Natural Society reported back in February that a UK company was planning to release GMO mosquitoes in Panama in order to reduce the populations of dengue fever, but now civil society groups in a town in Brazil where GMO trial mosquitoes were released are expressing alarm at an increase in dengue incidence, leading them to declare an emergency decree.
Brazilians were promised that the GM mosquitoes would end dengue fever, but results from field trials conducted in Bahia, Brazil were never published and did not evaluate the relation between Aedes aegypti mosquito populations and the occurrence of dengue. According to a Cambridge University study:
“. . . the targeted mosquitoes may simply move to another area and/or a different species of mosquito (Aedes albopictus) which also transmits dengue can move into the area. Complex immune responses to the four types of dengue virus mean that a partial reduction in mosquito numbers can reduce cross-immunity to the different serotypes and increase the number of cases of the severe form of the disease, Dengue Haemorrhagic Fever, which is more likely to be fatal.”
Without adequate scientific inquiry, the Brazilian regulator Comissão Técnica Nacional de Biossegurança (CTNBio) recently gave the green light to the commercialization of the technology proposed by Moscamed Brazil in partnership with the English company Oxitec and the Universidade de São Paulo. This is the same company that proposed releasing GM mosquitoes in Panama, for supposed similar reasons.
While it is understandable that municipalities with high dengue sickness rates would be interested in lessening the disease, it seems that biotech has once again fooled government agencies into polluting the environment with untested, unsafe, genetically manipulated organisms.

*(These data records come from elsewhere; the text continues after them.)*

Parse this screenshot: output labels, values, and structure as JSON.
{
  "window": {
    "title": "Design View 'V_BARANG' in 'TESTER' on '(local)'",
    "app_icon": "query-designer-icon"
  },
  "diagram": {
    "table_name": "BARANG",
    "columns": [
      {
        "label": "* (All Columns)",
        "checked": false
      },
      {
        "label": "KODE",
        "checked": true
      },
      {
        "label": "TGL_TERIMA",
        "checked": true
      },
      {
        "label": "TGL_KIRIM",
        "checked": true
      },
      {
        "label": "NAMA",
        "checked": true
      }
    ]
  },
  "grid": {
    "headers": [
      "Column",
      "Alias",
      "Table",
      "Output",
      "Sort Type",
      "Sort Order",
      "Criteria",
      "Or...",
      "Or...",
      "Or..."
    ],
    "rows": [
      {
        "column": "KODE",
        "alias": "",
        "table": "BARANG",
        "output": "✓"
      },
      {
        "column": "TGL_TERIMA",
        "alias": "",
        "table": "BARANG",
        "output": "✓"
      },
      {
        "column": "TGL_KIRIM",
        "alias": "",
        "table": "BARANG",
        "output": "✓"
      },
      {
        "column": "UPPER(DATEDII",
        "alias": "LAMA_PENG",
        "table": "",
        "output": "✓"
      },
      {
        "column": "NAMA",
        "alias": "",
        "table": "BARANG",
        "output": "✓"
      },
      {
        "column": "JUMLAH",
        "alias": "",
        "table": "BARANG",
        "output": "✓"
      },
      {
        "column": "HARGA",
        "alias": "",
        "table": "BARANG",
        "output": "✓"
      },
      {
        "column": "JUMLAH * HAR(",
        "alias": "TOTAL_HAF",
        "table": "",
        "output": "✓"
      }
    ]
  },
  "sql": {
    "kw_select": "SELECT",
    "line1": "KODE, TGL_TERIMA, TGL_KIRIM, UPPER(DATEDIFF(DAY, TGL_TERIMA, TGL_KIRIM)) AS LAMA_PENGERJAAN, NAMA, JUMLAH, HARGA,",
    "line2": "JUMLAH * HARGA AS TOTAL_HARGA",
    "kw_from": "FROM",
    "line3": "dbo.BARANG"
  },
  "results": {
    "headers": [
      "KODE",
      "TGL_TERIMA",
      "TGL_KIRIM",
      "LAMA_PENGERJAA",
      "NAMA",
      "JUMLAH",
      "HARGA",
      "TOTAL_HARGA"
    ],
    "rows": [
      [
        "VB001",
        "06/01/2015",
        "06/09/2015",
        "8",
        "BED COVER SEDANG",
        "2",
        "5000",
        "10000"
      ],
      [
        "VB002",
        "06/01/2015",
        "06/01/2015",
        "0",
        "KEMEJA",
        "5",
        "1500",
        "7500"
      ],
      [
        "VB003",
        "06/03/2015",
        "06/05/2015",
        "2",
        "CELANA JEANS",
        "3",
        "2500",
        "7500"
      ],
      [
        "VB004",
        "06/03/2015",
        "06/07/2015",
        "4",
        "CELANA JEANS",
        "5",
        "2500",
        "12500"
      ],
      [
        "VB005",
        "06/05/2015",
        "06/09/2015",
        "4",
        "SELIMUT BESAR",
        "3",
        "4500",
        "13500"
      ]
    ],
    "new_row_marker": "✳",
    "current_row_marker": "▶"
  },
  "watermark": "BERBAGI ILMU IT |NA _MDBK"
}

Once again, government officials ignored warnings that GM mosquitoes might be hazardous to public health. During the evaluation of the commercial application for the release of the GM mosquito, The National Technical Commission for Biosecurity (CTNBio) member had presented a report with information questioning the impact of the GM mosquitoes on the incidence of dengue, warning that in some circumstances the releases could make the disease worse, even if the number of wild Aedes aegypti mosquitoes was reduced. CTNBio approved Oxitec’s dengue ‘solution,’ nevertheless.
The Brazilian press even lauded the new weapon to combat dengue, but failed to print information that Jacobina’s mayor, a locality where the GMO mosquito trials took place, issued a decree in February 2014 renewing the state of emergency “due to the abnormal situation characterized as a biological disaster of dengue epidemic.”
Previously, Moscamed had announced an 81% and a 100% reduction in the number of Aedes aegypti mosquitoes in at least two localities of Jacobina, claiming that this meant the experiments were a success. According to Oxitec, pilot-scale releases started in the north-west of Jacobina in June 2013 and the programe would roll out across the entire city over two or three years.
The latest state of dengue emergency can be linked to the GMO mosquitoes, since the instance of disease is greatest in areas where they were released. The Brazilian National Agency of Sanitary Vigilance (ANVISA) is now in charge of registering and monitoring the product. Over 10 million GM mosquitoes are suggested for release for every 50 thousand inhabitants by the makers of the latest GM atrocity.